(Beginning of Exercise materials)

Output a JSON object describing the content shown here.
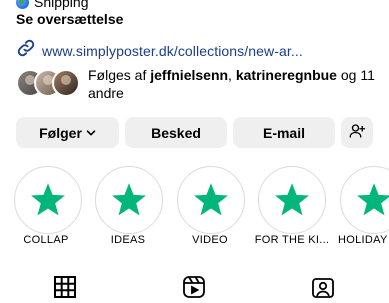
{
  "shipping": {
    "label": "Shipping",
    "icon": "globe-icon"
  },
  "translate": {
    "label": "Se oversættelse"
  },
  "link": {
    "url": "www.simplyposter.dk/collections/new-ar...",
    "icon": "link-icon",
    "color": "#1a3e8a"
  },
  "followers": {
    "prefix": "Følges af ",
    "user1": "jeffnielsenn",
    "separator": ", ",
    "user2": "katrineregnbue",
    "suffix": " og 11 andre",
    "avatars": [
      "avatar-1",
      "avatar-2",
      "avatar-3"
    ]
  },
  "actions": {
    "follow": "Følger",
    "message": "Besked",
    "email": "E-mail",
    "add_person_icon": "add-person-icon"
  },
  "highlights": [
    {
      "label": "COLLAP",
      "icon": "trustpilot-star-icon"
    },
    {
      "label": "IDEAS",
      "icon": "trustpilot-star-icon"
    },
    {
      "label": "VIDEO",
      "icon": "trustpilot-star-icon"
    },
    {
      "label": "FOR THE KI...",
      "icon": "trustpilot-star-icon"
    },
    {
      "label": "HOLIDAY",
      "icon": "trustpilot-star-icon"
    }
  ],
  "tabs": [
    "grid-icon",
    "reels-icon",
    "tagged-icon"
  ],
  "colors": {
    "star": "#00b67a",
    "button_bg": "#efefef",
    "link": "#1a3e8a"
  }
}
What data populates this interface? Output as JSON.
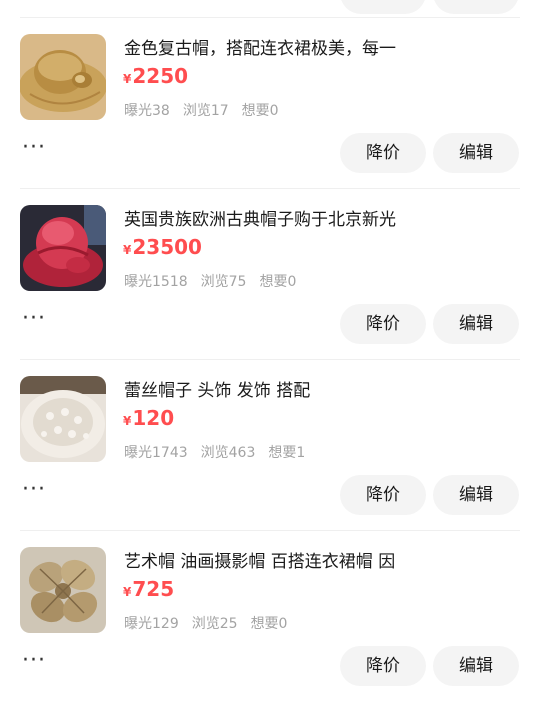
{
  "listings": [
    {
      "title": "金色复古帽，搭配连衣裙极美，每一",
      "currency": "¥",
      "price": "2250",
      "exposure": "曝光38",
      "views": "浏览17",
      "wants": "想要0",
      "more": "···",
      "reduce_label": "降价",
      "edit_label": "编辑"
    },
    {
      "title": "英国贵族欧洲古典帽子购于北京新光",
      "currency": "¥",
      "price": "23500",
      "exposure": "曝光1518",
      "views": "浏览75",
      "wants": "想要0",
      "more": "···",
      "reduce_label": "降价",
      "edit_label": "编辑"
    },
    {
      "title": "蕾丝帽子 头饰 发饰 搭配",
      "currency": "¥",
      "price": "120",
      "exposure": "曝光1743",
      "views": "浏览463",
      "wants": "想要1",
      "more": "···",
      "reduce_label": "降价",
      "edit_label": "编辑"
    },
    {
      "title": "艺术帽 油画摄影帽 百搭连衣裙帽 因",
      "currency": "¥",
      "price": "725",
      "exposure": "曝光129",
      "views": "浏览25",
      "wants": "想要0",
      "more": "···",
      "reduce_label": "降价",
      "edit_label": "编辑"
    }
  ],
  "colors": {
    "price": "#ff4d4f",
    "muted": "#a3a3a3",
    "pill": "#f4f4f4",
    "divider": "#efefef"
  }
}
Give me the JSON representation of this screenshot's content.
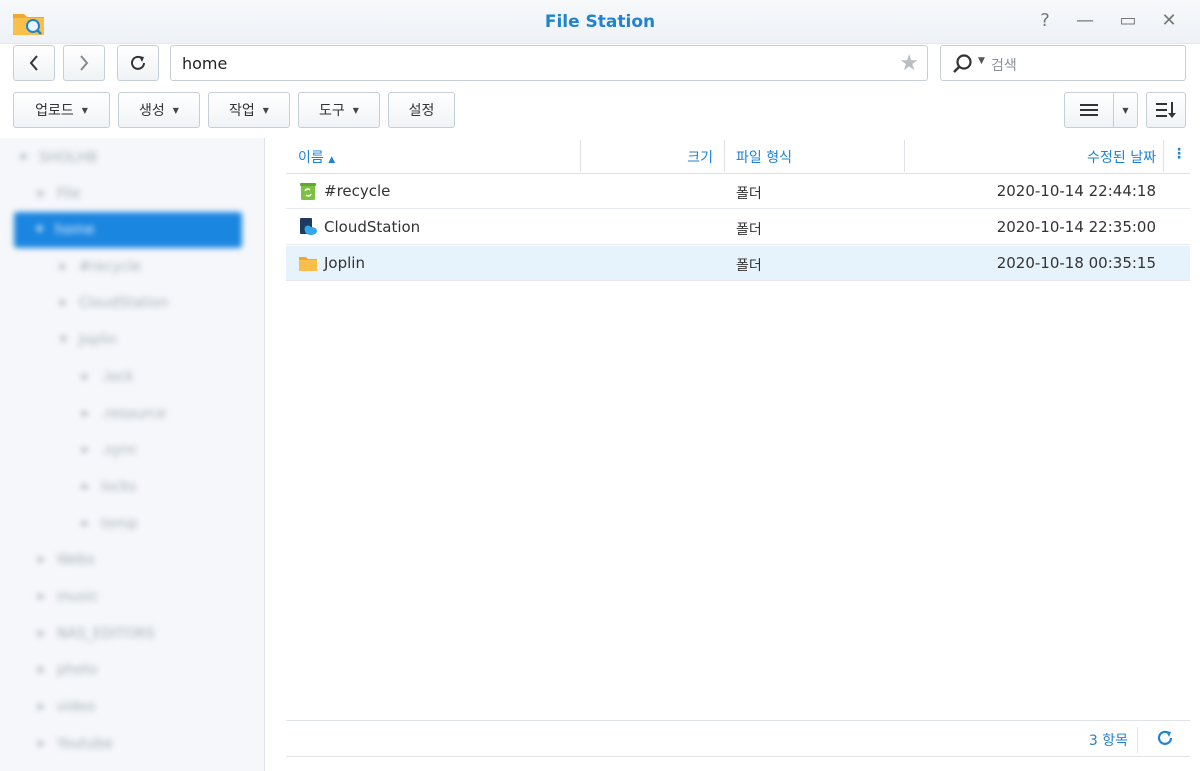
{
  "window": {
    "title": "File Station",
    "help_glyph": "?",
    "minimize_glyph": "—",
    "maximize_glyph": "▭",
    "close_glyph": "✕"
  },
  "nav": {
    "back_icon": "chevron-left-icon",
    "forward_icon": "chevron-right-icon",
    "refresh_icon": "refresh-icon",
    "path": "home",
    "favorite_icon": "star-icon"
  },
  "search": {
    "placeholder": "검색"
  },
  "toolbar": {
    "upload_label": "업로드",
    "create_label": "생성",
    "action_label": "작업",
    "tools_label": "도구",
    "settings_label": "설정"
  },
  "sidebar": {
    "items": [
      {
        "label": "SHOLHB"
      },
      {
        "label": "File"
      },
      {
        "label": "home"
      },
      {
        "label": "#recycle"
      },
      {
        "label": "CloudStation"
      },
      {
        "label": "Joplin"
      },
      {
        "label": ".lock"
      },
      {
        "label": ".resource"
      },
      {
        "label": ".sync"
      },
      {
        "label": "locks"
      },
      {
        "label": "temp"
      },
      {
        "label": "Webs"
      },
      {
        "label": "music"
      },
      {
        "label": "NAS_EDITORS"
      },
      {
        "label": "photo"
      },
      {
        "label": "video"
      },
      {
        "label": "Youtube"
      }
    ]
  },
  "table": {
    "headers": {
      "name": "이름",
      "size": "크기",
      "type": "파일 형식",
      "modified": "수정된 날짜"
    },
    "rows": [
      {
        "name": "#recycle",
        "type": "폴더",
        "modified": "2020-10-14 22:44:18",
        "icon": "recycle-folder-icon"
      },
      {
        "name": "CloudStation",
        "type": "폴더",
        "modified": "2020-10-14 22:35:00",
        "icon": "cloud-station-folder-icon"
      },
      {
        "name": "Joplin",
        "type": "폴더",
        "modified": "2020-10-18 00:35:15",
        "icon": "folder-icon",
        "selected": true
      }
    ]
  },
  "footer": {
    "count": "3 항목"
  },
  "colors": {
    "accent": "#1f83d1",
    "selection": "#1b86e0",
    "row_selected": "#e6f3fd"
  }
}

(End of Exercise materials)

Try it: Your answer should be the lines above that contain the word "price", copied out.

Reply to the task:
      "price": "2250",
      "price": "23500",
      "price": "120",
      "price": "725",
    "price": "#ff4d4f",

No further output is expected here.